  • End at 4801 Governors House Drive SW

From Atlanta:

  • Merge onto US-72 W via the ramp on the left toward Huntsville.
  • US-72 W becomes I-565 W.
  • Take the Sparkman Dr / Bob Wallace Ave Exit, Exit 15, toward Madison Pike.
  • Keep right at the fork to go on Sparkman Dr NW
  • Turn left onto Governors House Drive SW
  • End at 4801 Governors House Drive SW

To UAH Campus:

  • Start out going west on Governors House Dr SW toward Bob Wallace Ave SW.
  • Turn right onto Bob Wallace Ave SW.
  • Bob Wallace Avenue becomes Sparkman Drive.
  • Turn right onto UAH campus

Registration and Abstract Submission

There will be a registration fee of $100 per participant except students (with confirmed student status). To register, you need to complete the online form below to provide contact information. You also need to download, print, and complete the registration form, and mail it to the following address:

Attn: Ms. Tami Lang
Department of Mathematical Sciences
Shelby Center Room 258A
University of Alabama in Huntsville
Huntsville, AL 35899
USA

With your registration form, please send a check payable to "Math Department, UAH" denominated in US dollars, no later than September 7, 2009 to the address above. The late registration fee will be $150 after September 7. You may also pay your registration fee by cash or check at the registration desk of the conference with the late registration fee if you wish. Unfortunately, we won't be able to accept credit card or payment online.

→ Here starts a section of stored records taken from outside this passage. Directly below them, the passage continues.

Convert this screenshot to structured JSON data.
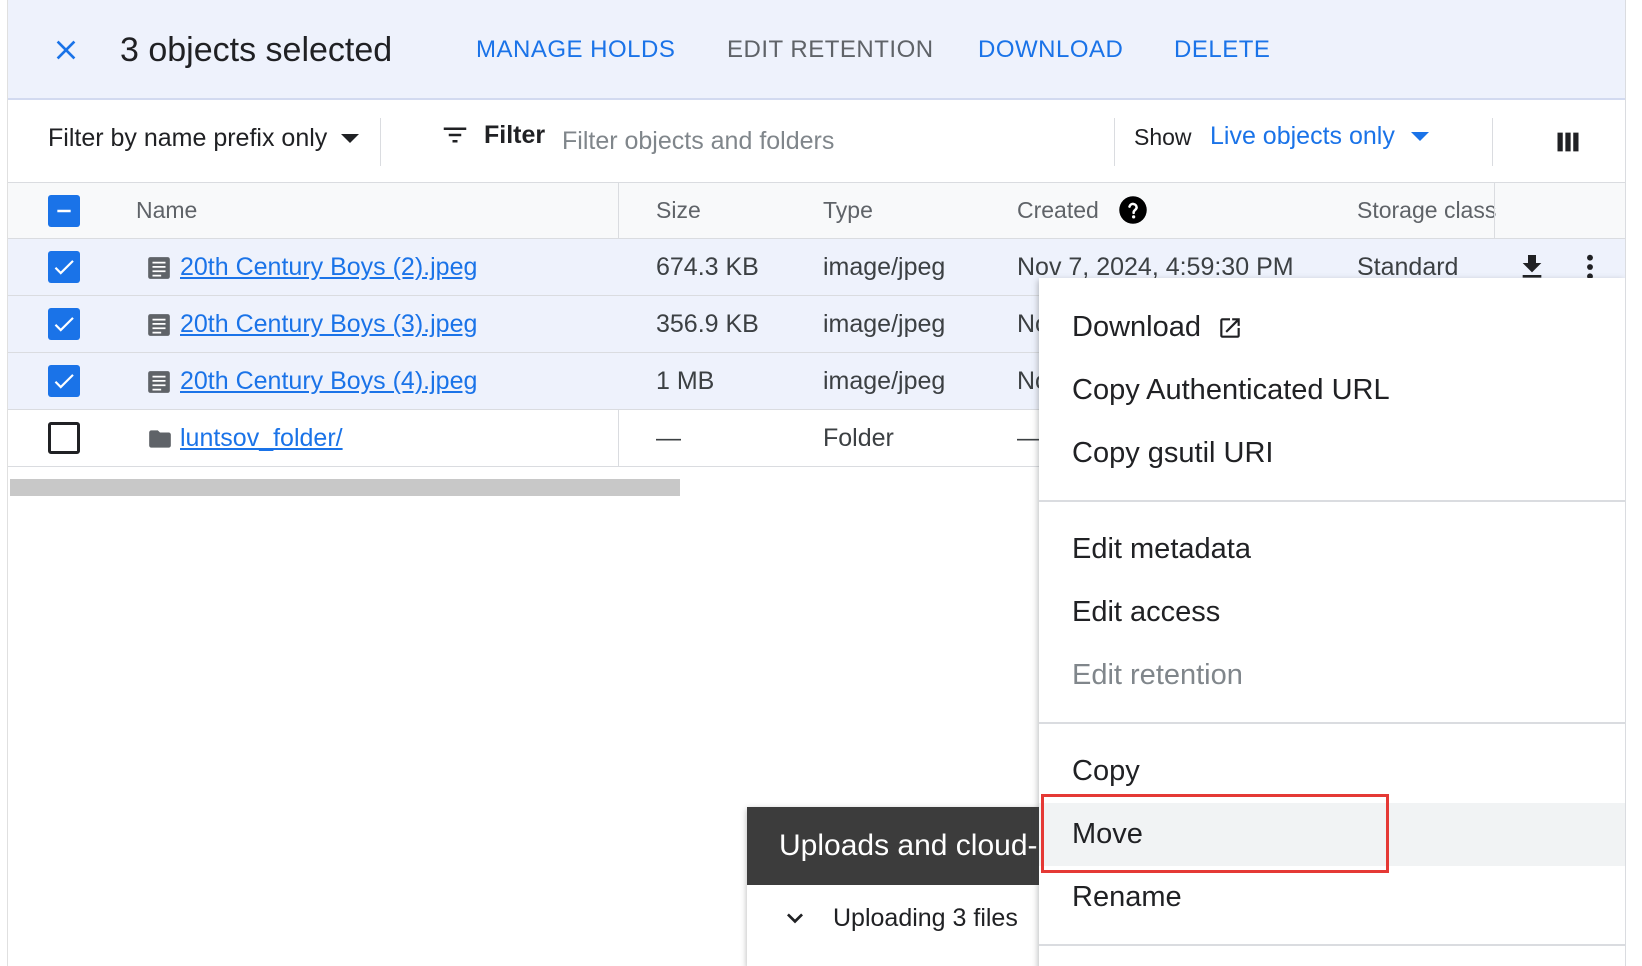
{
  "selection": {
    "title": "3 objects selected",
    "actions": {
      "manage_holds": "MANAGE HOLDS",
      "edit_retention": "EDIT RETENTION",
      "download": "DOWNLOAD",
      "delete": "DELETE"
    }
  },
  "filter_bar": {
    "prefix_mode": "Filter by name prefix only",
    "filter_label": "Filter",
    "search_placeholder": "Filter objects and folders",
    "show_label": "Show",
    "show_value": "Live objects only"
  },
  "table": {
    "columns": {
      "name": "Name",
      "size": "Size",
      "type": "Type",
      "created": "Created",
      "storage_class": "Storage class"
    },
    "rows": [
      {
        "name": "20th Century Boys (2).jpeg",
        "size": "674.3 KB",
        "type": "image/jpeg",
        "created": "Nov 7, 2024, 4:59:30 PM",
        "storage_class": "Standard",
        "checked": true
      },
      {
        "name": "20th Century Boys (3).jpeg",
        "size": "356.9 KB",
        "type": "image/jpeg",
        "created": "No",
        "checked": true
      },
      {
        "name": "20th Century Boys (4).jpeg",
        "size": "1 MB",
        "type": "image/jpeg",
        "created": "No",
        "checked": true
      },
      {
        "name": "luntsov_folder/",
        "size": "—",
        "type": "Folder",
        "created": "—",
        "checked": false
      }
    ]
  },
  "context_menu": {
    "download": "Download",
    "copy_auth_url": "Copy Authenticated URL",
    "copy_gsutil": "Copy gsutil URI",
    "edit_metadata": "Edit metadata",
    "edit_access": "Edit access",
    "edit_retention": "Edit retention",
    "copy": "Copy",
    "move": "Move",
    "rename": "Rename"
  },
  "uploads": {
    "title": "Uploads and cloud-p",
    "status": "Uploading 3 files"
  },
  "colors": {
    "accent": "#1a73e8",
    "selection_bg": "#eef2fc",
    "highlight": "#e53935"
  },
  "icons": [
    "close-icon",
    "filter-icon",
    "columns-icon",
    "help-icon",
    "file-icon",
    "folder-icon",
    "download-icon",
    "more-vert-icon",
    "open-external-icon",
    "chevron-down-icon",
    "check-icon",
    "indeterminate-icon"
  ]
}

**Online Form disabled.


Financial Support

Our National Science Foundation grant has been recommended for funding. The grant stipulates that we provide financial support to a limited number of U.S. based junior faculty, post doctorates, and graduate students. This includes up to $75 for lodging per night (maximum 3 nights) and up to $500 for travel allowance for each person funded. In order to be considered for funding, please print and complete the PDF Application Form, and mail it along with the supporting documents to the address below.

Dr. Jia Li, Chair
Department of Mathematical Sciences
Shelby Center Room 258A
University of Alabama in Huntsville
Huntsville, AL 35899
USA

The supporting documents should include a CV, and for graduate students, a recommendation letter from the student's supervisor. Qualified participants are encouraged to apply.